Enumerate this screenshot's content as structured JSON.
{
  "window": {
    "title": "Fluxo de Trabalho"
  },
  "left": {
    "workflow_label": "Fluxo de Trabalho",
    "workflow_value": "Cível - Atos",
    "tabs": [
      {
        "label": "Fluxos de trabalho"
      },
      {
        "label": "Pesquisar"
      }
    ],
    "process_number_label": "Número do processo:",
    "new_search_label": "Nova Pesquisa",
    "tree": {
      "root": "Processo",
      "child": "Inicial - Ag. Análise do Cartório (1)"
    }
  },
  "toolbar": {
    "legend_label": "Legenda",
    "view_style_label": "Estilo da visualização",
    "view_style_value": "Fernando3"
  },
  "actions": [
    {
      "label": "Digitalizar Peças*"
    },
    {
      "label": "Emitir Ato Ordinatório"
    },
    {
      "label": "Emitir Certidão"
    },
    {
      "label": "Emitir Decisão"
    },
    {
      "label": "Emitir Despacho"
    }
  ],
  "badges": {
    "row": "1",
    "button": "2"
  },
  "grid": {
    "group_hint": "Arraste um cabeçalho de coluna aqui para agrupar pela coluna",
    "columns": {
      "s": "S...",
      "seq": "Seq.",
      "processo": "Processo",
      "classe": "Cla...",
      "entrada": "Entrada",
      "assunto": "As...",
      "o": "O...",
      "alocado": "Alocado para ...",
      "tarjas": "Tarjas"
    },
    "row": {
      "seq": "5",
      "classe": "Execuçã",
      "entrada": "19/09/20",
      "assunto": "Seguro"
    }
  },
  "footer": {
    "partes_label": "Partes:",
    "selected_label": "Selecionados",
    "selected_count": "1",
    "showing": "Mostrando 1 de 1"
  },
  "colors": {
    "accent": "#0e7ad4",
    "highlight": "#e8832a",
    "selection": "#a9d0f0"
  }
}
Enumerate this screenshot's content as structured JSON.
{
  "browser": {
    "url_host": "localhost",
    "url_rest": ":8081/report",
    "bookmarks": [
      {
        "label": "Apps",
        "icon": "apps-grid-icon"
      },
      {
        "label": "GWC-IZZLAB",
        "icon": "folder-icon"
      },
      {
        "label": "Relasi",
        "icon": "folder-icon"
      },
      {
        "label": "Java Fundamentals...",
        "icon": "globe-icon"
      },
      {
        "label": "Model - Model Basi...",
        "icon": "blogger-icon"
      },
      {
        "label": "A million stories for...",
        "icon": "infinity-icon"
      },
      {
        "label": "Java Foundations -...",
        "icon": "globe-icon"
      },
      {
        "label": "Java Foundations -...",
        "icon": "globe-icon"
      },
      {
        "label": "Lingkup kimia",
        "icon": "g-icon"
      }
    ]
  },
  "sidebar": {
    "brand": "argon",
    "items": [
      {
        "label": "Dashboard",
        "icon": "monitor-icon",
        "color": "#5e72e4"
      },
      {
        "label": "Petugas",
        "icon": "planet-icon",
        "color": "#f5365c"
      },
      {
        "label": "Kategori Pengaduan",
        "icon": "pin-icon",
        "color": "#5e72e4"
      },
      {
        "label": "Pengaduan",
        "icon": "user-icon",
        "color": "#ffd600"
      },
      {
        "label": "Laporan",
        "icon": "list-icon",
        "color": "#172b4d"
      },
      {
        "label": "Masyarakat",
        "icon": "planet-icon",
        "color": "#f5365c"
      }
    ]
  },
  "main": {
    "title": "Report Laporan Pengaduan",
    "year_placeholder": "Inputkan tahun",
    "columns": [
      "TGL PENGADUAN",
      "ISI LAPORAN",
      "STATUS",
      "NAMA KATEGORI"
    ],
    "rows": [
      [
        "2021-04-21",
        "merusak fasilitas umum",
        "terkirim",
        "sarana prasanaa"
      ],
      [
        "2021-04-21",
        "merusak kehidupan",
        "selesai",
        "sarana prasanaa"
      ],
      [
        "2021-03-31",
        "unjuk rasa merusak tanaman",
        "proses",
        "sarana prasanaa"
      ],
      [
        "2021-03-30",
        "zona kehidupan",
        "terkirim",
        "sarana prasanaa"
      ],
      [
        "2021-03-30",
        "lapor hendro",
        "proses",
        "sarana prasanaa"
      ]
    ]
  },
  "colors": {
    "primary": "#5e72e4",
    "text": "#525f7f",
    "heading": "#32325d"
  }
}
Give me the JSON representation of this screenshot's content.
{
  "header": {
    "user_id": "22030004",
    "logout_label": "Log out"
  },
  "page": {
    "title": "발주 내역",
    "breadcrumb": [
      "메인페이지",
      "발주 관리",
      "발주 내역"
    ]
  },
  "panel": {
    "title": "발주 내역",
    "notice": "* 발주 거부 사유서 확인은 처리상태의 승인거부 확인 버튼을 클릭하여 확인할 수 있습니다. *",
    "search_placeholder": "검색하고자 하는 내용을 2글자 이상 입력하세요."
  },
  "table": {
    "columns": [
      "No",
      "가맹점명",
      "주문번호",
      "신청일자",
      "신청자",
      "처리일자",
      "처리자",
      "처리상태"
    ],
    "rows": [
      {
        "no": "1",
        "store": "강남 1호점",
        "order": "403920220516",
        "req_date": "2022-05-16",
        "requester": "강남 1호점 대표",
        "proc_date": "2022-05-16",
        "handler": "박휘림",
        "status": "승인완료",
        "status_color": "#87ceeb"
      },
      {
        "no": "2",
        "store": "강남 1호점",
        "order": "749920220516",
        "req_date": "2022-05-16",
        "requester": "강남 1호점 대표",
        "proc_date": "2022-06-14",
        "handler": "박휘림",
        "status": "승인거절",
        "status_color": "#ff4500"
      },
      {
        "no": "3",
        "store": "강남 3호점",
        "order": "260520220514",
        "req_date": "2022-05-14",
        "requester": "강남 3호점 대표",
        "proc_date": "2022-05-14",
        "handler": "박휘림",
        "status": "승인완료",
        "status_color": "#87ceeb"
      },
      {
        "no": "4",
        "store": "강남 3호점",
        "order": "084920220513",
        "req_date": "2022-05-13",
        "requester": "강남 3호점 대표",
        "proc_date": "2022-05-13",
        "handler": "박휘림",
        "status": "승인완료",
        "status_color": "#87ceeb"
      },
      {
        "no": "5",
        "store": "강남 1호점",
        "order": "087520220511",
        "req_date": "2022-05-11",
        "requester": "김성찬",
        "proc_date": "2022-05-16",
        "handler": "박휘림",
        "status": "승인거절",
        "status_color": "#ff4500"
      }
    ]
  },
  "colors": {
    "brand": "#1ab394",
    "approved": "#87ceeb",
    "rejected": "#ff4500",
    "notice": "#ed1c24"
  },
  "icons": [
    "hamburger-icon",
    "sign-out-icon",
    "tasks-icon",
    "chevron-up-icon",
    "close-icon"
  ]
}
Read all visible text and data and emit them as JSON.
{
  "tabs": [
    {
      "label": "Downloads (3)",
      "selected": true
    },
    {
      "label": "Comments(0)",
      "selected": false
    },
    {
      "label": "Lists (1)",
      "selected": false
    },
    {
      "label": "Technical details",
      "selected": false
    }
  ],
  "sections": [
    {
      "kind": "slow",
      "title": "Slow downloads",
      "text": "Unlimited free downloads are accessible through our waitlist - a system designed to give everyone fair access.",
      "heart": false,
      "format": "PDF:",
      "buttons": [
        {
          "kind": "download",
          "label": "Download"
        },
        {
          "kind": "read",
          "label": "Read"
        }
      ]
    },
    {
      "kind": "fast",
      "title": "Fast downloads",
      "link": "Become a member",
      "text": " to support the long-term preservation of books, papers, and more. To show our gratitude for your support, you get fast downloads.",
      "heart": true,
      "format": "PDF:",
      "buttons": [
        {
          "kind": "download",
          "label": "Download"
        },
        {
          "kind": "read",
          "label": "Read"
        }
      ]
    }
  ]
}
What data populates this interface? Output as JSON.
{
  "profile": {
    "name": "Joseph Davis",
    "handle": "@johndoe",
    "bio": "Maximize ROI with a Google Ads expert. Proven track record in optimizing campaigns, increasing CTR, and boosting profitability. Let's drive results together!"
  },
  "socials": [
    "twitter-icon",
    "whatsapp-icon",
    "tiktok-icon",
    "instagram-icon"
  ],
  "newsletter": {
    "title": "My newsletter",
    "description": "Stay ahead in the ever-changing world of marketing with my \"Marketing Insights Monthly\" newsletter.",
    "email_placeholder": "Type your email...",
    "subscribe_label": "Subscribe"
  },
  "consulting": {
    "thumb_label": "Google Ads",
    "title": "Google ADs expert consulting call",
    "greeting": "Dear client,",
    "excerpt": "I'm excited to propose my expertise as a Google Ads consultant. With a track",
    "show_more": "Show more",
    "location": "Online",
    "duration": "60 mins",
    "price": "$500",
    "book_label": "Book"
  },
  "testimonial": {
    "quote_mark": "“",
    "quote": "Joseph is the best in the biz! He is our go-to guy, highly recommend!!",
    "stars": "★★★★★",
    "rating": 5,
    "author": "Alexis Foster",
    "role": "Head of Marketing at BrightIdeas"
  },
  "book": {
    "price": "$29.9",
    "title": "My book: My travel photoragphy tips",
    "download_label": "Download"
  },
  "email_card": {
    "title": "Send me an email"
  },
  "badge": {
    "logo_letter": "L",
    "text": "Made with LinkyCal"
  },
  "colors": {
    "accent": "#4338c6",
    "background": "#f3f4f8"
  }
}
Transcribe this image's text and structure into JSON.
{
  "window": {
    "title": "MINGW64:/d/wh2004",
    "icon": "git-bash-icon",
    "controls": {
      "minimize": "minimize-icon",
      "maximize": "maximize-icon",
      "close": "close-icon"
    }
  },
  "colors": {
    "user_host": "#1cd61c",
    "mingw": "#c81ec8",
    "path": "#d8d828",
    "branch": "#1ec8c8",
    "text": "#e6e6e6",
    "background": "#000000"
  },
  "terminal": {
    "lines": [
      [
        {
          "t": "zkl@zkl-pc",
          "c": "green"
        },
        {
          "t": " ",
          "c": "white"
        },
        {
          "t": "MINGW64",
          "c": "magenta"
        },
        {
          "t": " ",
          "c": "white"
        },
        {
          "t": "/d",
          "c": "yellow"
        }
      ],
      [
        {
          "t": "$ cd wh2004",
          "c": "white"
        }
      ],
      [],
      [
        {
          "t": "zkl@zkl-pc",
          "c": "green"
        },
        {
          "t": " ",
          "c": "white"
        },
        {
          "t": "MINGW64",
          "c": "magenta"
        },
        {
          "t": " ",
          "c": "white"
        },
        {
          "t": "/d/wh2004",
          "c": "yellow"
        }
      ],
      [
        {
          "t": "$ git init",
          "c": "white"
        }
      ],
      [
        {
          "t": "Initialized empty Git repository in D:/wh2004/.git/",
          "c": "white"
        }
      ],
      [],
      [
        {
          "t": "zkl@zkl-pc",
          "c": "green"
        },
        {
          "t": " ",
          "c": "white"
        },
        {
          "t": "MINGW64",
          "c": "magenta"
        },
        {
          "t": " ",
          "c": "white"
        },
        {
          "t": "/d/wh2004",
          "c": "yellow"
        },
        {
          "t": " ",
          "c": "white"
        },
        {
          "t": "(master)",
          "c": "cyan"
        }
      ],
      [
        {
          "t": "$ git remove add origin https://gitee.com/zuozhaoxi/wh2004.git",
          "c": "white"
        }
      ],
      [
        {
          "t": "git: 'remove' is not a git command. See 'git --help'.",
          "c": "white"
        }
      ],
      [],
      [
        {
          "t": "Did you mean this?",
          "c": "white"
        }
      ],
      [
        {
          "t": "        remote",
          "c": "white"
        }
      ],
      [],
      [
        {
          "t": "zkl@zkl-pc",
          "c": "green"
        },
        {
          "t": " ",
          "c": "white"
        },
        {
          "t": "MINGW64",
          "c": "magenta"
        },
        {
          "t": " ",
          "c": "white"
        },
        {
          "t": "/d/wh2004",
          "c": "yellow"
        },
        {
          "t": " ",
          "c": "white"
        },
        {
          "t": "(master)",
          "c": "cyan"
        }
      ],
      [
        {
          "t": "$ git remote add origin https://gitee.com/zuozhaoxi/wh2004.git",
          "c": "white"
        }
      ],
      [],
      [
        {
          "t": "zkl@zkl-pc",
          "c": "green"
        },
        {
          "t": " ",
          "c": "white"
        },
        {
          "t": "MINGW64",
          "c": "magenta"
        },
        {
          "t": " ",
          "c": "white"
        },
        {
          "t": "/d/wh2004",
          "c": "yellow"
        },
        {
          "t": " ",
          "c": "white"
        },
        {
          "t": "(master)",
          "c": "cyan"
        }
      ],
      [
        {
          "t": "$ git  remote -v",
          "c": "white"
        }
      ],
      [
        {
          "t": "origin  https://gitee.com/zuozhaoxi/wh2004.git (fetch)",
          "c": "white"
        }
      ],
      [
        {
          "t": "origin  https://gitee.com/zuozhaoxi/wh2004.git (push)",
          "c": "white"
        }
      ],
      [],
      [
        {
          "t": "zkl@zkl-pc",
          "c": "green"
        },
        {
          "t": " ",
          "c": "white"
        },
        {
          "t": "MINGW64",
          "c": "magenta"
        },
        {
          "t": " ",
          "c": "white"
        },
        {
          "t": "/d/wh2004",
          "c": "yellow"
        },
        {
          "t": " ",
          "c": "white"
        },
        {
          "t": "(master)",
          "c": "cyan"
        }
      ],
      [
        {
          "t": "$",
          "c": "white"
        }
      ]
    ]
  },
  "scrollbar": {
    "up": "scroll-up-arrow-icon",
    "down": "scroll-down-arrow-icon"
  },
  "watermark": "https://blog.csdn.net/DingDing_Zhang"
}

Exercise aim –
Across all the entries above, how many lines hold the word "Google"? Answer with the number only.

Solution for this problem –
4